For example, the cheapest Swincombe scheme to yield jointly the 20 mgd demanded by Plymouth and the 10 mgd demanded by south-west Devon is put at £6.9 million. Ac- cording to the Board, £5.8 million of that is Plymouth's share. With Meldon costing, say, £2.5 million, the total cost for meeting the water needs of Plymouth and north Devon via the Meldon/Swincombe proposals would come to around £8.3 million. On the other hand, the Townleigh reservoir could yield 20 mgd to Plymouth, 5 mgd to north Devon and 3 mgd to Cornwall at an estimated cost of £7.2 million. South-west Devon could also be supplied from Townleigh. though this would involve some expensive pumping, bringing the total cost of a 38 wed Townleigh scheme up to £9.6 million. The alternative would be for south-west Devon to proceed with a (cheaper) scheme of its own, probably at Woodcourt.
The economics of the case. then. are at best inconclusive. Certainly they are not decisively against Townleigh and they may actually be favourable to it. The net difference between the various schemes would hardly seem to justify the despoliation of the National Park. Indeed. the indecent haste with which the North Devon Water Board last month sought and obtained loan sanction from the Ministry after awarding the contract for the dam only serves to demonstrate its fear that the Swincombe Bill will be thrown out when it comes before Parliament next month.
But could Townleigh be built in time to meet the combined needs of North Devon and Plymouth? The answer is that North Devon already has substantial licences to abstract water which it has not even taken up. while Plymouth would probably get its water a great deal quicker from Townleigh than it could from Swincombe. For the pro- testers about Swincombe will be numerous and vocal.

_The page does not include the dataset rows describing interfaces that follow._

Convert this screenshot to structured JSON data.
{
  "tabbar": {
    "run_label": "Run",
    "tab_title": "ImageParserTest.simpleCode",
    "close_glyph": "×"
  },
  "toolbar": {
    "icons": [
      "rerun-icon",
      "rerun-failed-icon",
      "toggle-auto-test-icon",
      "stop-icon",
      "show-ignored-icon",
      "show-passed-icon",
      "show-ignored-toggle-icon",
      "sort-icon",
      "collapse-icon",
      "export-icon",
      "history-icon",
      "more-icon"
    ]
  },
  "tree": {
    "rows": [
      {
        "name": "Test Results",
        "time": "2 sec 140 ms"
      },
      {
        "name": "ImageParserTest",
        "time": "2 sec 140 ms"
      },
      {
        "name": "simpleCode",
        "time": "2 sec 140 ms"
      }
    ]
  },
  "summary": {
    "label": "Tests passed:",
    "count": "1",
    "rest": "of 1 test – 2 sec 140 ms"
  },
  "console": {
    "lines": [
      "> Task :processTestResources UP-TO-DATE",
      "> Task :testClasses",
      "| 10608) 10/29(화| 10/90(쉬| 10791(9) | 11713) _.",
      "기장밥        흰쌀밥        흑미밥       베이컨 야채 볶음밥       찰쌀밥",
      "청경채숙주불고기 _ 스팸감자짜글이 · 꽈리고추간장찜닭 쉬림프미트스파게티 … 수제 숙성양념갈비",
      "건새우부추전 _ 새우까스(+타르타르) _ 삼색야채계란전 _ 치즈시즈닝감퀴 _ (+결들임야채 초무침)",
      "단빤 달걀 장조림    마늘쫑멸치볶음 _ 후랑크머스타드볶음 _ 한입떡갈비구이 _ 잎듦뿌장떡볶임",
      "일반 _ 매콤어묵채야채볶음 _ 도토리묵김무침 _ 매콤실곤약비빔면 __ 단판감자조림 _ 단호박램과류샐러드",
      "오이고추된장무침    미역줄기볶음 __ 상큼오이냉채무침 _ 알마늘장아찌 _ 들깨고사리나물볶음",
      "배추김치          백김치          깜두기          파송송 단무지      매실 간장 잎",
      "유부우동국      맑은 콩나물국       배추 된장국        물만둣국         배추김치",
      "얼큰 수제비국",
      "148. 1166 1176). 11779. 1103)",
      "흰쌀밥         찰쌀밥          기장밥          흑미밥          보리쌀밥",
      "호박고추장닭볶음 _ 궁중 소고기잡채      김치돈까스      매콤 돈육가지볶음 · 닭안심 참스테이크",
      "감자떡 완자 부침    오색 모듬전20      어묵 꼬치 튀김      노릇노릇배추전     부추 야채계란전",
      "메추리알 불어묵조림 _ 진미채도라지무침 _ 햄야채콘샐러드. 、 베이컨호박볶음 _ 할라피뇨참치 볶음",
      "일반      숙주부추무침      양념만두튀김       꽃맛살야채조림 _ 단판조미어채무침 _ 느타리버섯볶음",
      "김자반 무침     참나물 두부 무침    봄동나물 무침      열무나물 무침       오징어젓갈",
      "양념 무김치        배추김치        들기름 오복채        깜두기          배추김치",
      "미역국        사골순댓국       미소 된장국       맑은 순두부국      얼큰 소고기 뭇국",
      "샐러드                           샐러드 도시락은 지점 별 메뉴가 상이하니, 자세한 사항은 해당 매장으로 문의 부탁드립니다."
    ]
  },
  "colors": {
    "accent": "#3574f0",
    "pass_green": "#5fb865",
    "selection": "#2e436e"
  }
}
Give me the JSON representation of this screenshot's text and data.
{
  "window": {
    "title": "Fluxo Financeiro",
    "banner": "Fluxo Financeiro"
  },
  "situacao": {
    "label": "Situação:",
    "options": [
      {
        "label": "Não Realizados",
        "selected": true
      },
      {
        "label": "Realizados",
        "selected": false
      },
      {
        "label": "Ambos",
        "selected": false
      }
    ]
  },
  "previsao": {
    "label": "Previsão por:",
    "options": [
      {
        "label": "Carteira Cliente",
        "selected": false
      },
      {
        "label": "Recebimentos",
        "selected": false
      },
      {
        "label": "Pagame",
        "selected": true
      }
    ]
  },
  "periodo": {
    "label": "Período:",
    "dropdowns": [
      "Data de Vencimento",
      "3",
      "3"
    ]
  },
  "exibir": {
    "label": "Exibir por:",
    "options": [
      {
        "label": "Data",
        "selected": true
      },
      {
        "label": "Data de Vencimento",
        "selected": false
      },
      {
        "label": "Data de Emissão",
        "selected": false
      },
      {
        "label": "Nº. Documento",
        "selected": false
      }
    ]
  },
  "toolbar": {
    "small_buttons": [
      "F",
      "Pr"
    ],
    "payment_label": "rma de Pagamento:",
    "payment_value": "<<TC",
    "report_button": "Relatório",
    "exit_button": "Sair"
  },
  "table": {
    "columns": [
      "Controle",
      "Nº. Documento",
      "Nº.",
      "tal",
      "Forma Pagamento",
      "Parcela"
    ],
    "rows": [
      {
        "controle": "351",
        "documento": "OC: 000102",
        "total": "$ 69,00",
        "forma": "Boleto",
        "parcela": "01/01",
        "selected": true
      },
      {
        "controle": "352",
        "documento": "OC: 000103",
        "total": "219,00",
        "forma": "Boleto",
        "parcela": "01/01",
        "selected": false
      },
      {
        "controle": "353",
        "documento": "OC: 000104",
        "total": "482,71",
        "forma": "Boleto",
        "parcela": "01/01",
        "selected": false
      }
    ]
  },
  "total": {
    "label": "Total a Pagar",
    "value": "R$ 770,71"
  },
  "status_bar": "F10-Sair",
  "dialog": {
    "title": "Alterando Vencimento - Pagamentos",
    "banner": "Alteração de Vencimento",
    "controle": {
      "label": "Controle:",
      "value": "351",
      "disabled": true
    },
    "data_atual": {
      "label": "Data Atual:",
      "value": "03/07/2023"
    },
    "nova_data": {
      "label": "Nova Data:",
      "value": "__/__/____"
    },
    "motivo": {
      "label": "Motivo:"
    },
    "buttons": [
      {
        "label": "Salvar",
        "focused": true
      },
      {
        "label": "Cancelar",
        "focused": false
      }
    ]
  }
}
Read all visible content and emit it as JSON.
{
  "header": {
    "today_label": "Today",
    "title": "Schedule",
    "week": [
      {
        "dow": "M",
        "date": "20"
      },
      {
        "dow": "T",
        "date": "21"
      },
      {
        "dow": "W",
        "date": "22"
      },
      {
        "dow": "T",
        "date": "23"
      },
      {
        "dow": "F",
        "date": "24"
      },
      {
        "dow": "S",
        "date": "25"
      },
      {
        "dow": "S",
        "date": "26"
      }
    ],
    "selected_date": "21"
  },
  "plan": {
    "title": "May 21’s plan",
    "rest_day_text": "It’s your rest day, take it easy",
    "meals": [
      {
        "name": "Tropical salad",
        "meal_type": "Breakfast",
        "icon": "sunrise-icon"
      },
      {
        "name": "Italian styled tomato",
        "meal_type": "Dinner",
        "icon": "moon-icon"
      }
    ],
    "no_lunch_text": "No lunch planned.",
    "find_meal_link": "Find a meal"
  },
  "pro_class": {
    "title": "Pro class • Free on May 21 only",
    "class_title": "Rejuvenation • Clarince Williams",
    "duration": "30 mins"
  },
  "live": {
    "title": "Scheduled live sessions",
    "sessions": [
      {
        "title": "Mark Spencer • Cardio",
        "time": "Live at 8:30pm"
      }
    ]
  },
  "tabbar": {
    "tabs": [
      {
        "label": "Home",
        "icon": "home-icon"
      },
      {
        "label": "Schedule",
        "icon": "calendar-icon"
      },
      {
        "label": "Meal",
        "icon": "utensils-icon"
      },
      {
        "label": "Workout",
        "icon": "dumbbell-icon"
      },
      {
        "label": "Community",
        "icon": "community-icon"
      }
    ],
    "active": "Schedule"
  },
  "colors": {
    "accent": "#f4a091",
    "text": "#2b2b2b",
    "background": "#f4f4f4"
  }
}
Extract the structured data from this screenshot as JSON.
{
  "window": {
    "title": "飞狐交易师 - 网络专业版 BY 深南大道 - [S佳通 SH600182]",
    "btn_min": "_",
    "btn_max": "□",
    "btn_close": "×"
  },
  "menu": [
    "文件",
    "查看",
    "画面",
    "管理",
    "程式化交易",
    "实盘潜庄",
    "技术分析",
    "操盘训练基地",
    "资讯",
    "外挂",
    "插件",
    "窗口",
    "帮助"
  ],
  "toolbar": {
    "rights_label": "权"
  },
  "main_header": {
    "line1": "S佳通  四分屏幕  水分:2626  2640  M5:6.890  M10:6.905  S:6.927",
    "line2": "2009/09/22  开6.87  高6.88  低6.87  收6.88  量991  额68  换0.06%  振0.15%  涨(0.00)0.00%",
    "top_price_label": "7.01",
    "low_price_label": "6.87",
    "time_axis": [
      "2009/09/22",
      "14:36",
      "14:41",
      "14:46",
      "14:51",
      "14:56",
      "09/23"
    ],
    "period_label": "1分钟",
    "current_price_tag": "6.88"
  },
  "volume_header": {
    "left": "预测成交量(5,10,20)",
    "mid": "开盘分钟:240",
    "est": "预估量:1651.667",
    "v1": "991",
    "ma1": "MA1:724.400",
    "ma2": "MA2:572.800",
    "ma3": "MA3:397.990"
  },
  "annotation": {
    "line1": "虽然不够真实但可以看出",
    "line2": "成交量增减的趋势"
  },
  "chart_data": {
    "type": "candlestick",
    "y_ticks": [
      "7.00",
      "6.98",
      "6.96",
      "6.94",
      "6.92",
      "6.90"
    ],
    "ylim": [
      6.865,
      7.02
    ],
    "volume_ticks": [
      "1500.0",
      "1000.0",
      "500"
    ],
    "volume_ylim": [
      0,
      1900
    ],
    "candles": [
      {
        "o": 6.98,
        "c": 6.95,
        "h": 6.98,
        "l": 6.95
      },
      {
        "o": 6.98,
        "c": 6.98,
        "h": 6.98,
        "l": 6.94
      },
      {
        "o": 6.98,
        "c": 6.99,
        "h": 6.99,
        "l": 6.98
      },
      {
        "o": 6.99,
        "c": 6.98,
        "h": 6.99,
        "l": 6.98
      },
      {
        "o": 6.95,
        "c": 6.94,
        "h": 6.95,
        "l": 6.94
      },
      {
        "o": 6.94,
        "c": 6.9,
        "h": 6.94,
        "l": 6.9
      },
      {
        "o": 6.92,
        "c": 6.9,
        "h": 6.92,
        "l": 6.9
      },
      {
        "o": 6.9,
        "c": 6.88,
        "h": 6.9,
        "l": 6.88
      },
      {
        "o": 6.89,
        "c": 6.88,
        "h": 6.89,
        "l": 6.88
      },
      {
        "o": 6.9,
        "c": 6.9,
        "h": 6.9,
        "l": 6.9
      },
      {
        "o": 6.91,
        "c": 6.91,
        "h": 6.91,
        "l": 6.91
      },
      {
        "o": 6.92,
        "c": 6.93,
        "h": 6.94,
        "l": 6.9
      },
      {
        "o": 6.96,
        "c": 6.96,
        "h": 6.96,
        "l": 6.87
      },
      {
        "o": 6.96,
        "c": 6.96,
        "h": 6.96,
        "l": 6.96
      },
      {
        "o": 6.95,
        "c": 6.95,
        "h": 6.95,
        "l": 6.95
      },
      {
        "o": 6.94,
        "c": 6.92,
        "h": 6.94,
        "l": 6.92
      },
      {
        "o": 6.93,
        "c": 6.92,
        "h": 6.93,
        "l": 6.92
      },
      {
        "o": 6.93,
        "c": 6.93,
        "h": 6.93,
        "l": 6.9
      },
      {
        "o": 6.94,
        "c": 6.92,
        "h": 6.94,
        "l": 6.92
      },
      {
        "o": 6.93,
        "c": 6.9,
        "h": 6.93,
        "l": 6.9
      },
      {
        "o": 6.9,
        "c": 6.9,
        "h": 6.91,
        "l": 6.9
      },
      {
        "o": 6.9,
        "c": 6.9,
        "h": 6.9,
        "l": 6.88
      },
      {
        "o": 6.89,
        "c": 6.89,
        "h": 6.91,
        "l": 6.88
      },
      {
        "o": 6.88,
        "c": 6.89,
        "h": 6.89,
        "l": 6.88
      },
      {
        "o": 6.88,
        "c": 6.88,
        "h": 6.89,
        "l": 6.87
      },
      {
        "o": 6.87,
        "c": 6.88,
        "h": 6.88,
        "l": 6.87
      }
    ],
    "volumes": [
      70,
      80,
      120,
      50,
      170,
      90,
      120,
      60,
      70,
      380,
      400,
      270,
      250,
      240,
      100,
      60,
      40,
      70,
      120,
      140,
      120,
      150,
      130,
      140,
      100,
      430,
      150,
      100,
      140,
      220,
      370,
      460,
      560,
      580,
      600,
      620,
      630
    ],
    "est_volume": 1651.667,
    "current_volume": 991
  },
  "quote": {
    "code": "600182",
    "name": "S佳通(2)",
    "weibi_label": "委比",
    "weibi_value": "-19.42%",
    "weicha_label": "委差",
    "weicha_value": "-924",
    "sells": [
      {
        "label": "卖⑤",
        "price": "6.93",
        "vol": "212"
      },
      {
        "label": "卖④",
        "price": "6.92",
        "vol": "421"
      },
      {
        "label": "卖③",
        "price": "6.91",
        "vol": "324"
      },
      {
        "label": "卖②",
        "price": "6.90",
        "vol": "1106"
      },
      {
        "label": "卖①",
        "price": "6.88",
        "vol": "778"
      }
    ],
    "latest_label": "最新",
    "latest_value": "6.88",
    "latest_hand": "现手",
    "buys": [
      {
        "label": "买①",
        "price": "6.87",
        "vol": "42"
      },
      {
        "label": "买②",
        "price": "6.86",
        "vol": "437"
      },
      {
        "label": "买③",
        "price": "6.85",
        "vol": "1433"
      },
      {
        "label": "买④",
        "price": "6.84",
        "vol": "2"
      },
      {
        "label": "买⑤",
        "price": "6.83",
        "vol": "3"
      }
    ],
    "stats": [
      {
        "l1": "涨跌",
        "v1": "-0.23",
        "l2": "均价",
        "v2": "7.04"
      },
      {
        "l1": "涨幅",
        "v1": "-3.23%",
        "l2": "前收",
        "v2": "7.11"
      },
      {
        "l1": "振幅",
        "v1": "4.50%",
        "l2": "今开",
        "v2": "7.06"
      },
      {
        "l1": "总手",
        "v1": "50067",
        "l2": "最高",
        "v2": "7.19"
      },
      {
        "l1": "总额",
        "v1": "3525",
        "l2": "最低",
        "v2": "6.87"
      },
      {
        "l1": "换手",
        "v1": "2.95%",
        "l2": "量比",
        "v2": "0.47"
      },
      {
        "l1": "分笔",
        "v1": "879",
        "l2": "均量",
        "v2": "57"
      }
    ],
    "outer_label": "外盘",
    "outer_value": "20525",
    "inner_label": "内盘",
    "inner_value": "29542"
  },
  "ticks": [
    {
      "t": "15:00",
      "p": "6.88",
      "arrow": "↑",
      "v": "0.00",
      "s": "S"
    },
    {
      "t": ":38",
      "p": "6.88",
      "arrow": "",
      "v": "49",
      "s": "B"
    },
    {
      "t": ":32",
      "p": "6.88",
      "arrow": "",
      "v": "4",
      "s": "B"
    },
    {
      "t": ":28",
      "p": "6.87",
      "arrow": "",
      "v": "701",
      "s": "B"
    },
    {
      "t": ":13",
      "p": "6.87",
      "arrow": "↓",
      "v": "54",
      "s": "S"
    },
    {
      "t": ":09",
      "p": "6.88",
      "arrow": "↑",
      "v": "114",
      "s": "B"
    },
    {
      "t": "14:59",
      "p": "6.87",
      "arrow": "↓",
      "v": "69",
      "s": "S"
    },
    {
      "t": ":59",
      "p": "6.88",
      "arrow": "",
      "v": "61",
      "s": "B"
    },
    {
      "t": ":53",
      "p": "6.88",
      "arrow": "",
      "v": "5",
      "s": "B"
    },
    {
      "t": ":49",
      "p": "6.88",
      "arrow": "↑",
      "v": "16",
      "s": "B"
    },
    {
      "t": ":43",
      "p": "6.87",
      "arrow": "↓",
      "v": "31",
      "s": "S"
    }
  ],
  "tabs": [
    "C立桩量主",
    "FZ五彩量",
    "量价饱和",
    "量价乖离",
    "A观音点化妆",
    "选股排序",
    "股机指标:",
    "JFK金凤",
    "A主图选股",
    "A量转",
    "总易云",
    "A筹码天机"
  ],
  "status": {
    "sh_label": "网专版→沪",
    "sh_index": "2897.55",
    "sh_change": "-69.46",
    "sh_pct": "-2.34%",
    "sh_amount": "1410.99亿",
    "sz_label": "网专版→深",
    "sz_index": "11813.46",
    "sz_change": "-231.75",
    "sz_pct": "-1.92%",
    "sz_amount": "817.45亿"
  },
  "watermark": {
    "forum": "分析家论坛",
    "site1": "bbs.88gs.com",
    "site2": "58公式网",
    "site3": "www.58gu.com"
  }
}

They will include the Devon County Council and probably Prince Charles himself, who is no longer content to leave the administration of his estates in the south- west in the hands of bureaucrats.
And the protests will be made, not by cranky conservationists, but by people who want to see a rational long-term approach developed to the questions of land- and water-use. If we are to preserve the uplands, rivers must be cleaner, perhaps people (and industry) will have to pay more for water and use less of it; and the economics of desalination may have to be looked at in a different light. Seven years after the establish- ment of the Water Resources Board, water undertakings in different parts of the country are still coming up with their own individual isolated, uncoordinate projects with all the costs these entail, both economic and social. Even now, on Exmoor, in Yorkshire and the Peak District and in Wales dark and dismal schemes are afoot to meet the water demands made by growing populations and growing affluence. It may be, hopefully, that the recent Com- mons debate on the Calderdale Water Bill will come to be seen as the herald of a new era. But the fact that, under the absurd parliamentary procedure for so-called Private Bills, the fate of Dartmoor may de- pend on whether or not an MP finishes his lunch in time to get to the House and shout 'object' would be funny if it were not tragic.